Pollinators in Decline: Causes and Effects
Written by Maia Alling
Pollinators are in charge of pollinating many food crops and wildflowers. They help supply us with food, beverages, medicine, and spices produced by plants. Without pollinators, humans would not be able to live the way we do now - we would not be able to walk into a grocery store and see the variety of healthy foods anymore. It is important to realize that humans and other creatures depend on pollinators for their overall health, and ultimately their own survival.
First of all, it is critical for people to understand exactly what pollinators are and what they do. A pollinator can be defined as any creature who pollinates flowers and crops, but the most popular species of pollinators are bats, birds, bees, and butterflies.

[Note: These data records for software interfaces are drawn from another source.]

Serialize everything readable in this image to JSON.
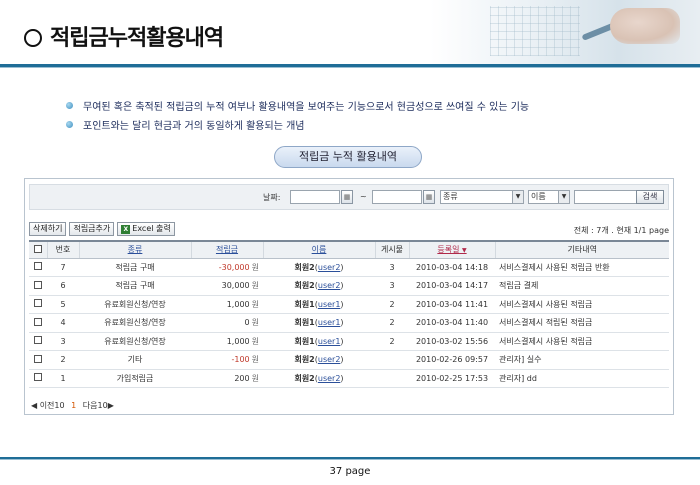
{
  "title": "적립금누적활용내역",
  "bullets": [
    "무여된 혹은 축적된 적립금의 누적 여부나 활용내역을 보여주는 기능으로서 현금성으로 쓰여질 수 있는 기능",
    "포인트와는 달리 현금과 거의 동일하게 활용되는 개념"
  ],
  "pill_label": "적립금 누적 활용내역",
  "filter": {
    "date_label": "날짜:",
    "tilde": "~",
    "type_select": "종류",
    "name_select": "이름",
    "search_button": "검색"
  },
  "toolbar": {
    "delete": "삭제하기",
    "add": "적립금추가",
    "excel": "Excel 출력",
    "excel_icon": "excel-icon"
  },
  "summary": "전체 : 7개 . 현재 1/1 page",
  "table": {
    "headers": [
      "",
      "번호",
      "종류",
      "적립금",
      "이름",
      "게시물",
      "등록일",
      "기타내역"
    ],
    "sort_marker": "▼",
    "unit": "원",
    "rows": [
      {
        "no": "7",
        "type": "적립금 구매",
        "amount": "-30,000",
        "name": "회원2",
        "uid": "user2",
        "posts": "3",
        "date": "2010-03-04 14:18",
        "note": "서비스결제시 사용된 적립금 반환"
      },
      {
        "no": "6",
        "type": "적립금 구매",
        "amount": "30,000",
        "name": "회원2",
        "uid": "user2",
        "posts": "3",
        "date": "2010-03-04 14:17",
        "note": "적립금 결제"
      },
      {
        "no": "5",
        "type": "유료회원신청/연장",
        "amount": "1,000",
        "name": "회원1",
        "uid": "user1",
        "posts": "2",
        "date": "2010-03-04 11:41",
        "note": "서비스결제시 사용된 적립금"
      },
      {
        "no": "4",
        "type": "유료회원신청/연장",
        "amount": "0",
        "name": "회원1",
        "uid": "user1",
        "posts": "2",
        "date": "2010-03-04 11:40",
        "note": "서비스결제시 적립된 적립금"
      },
      {
        "no": "3",
        "type": "유료회원신청/연장",
        "amount": "1,000",
        "name": "회원1",
        "uid": "user1",
        "posts": "2",
        "date": "2010-03-02 15:56",
        "note": "서비스결제시 사용된 적립금"
      },
      {
        "no": "2",
        "type": "기타",
        "amount": "-100",
        "name": "회원2",
        "uid": "user2",
        "posts": "",
        "date": "2010-02-26 09:57",
        "note": "관리자] 실수"
      },
      {
        "no": "1",
        "type": "가입적립금",
        "amount": "200",
        "name": "회원2",
        "uid": "user2",
        "posts": "",
        "date": "2010-02-25 17:53",
        "note": "관리자] dd"
      }
    ]
  },
  "pager": {
    "prev": "◀ 이전10",
    "current": "1",
    "next": "다음10▶"
  },
  "page_number": "37 page"
}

Some species of pollinators are more efficient at their job than others, as “In a small apple orchard, 250 females of a kind of native bee called the blue orchard bee can do the work of 35,000 honey bees.” (National Wildlife Foundation) This is just one example of how native pollinators are usually quicker and more efficient at pollinating than their non-native counterparts. Yet, non-native or native, all pollinators should be equally appreciated and considered important.
However, pollinators are starting to die out at an alarming rate. One example of this is how “beekeepers lost 42 percent of their colonies between April 2014 and 2015.” (The Washington Post) If the bees are dying so suddenly, and so quickly, there is obviously a major problem with the way we treat pollinators. For example, humans have been increasing the use of monoculture farming methods (growing only one type of crop over a large strip of land) which limits the quantity and variety of food available for pollinators. Also, research has shown that using harsh chemicals or pesticides on flowers and crops can cause bees’ brains to become severely damaged, leaving them unable to find their way back to the hive and ultimately causing “Colony Collapse Disorder,” or killing the bees upon ingestion of the pesticides. (Maria Spivak)
Pursuing this further, pollinators are becoming extinct due to anthropogenic mistreatment and humans will have to face the consequences. Pollinators are vital to the survival of multiple plant and animal species, including humans. For an example, if wildflowers and fruit-bearing plants are not pollinated, creatures that depend on vegetation for food will die out, resulting in humans having less reliable sources of protein from meat. Pollinators also help provide more than ⅓ of the world’s food supply, (Maria Spivak) and pollinate 75% of the crops grown worldwide. (National Resource Conservation Service) Without pollinators, humans and other animal species will not be able to survive due to a corrupt food chain.
To summarize, numerous plant and animal species, including humans, would not be able to survive without pollinators. Pollinators are dying out due to increasing popularity of monoculture farming methods and continued use of harsh chemicals and pesticides. If we continue to let this happen, pollinators will eventually be completely wiped out, resulting in a corrupt food chain and the slow extinction of the human race.
Fortunately, it is not too late to prevent this disastrous outcome. People can help supply pollinators with the proper shelter and food they need to survive by avoiding the use of harmful chemicals on flowers and crops, planting a pollinator garden complete with wildflowers and milkweed in their backyard, or just by simply spreading awareness about this issue. Here at Massabesic Middle School, team Carrabassett is planting a pollinator garden to encourage the survival of pollinators native to our state of Maine. It is possible to reverse the damage we have done to pollinators. If we take action now, we could be saving the human race from extinction.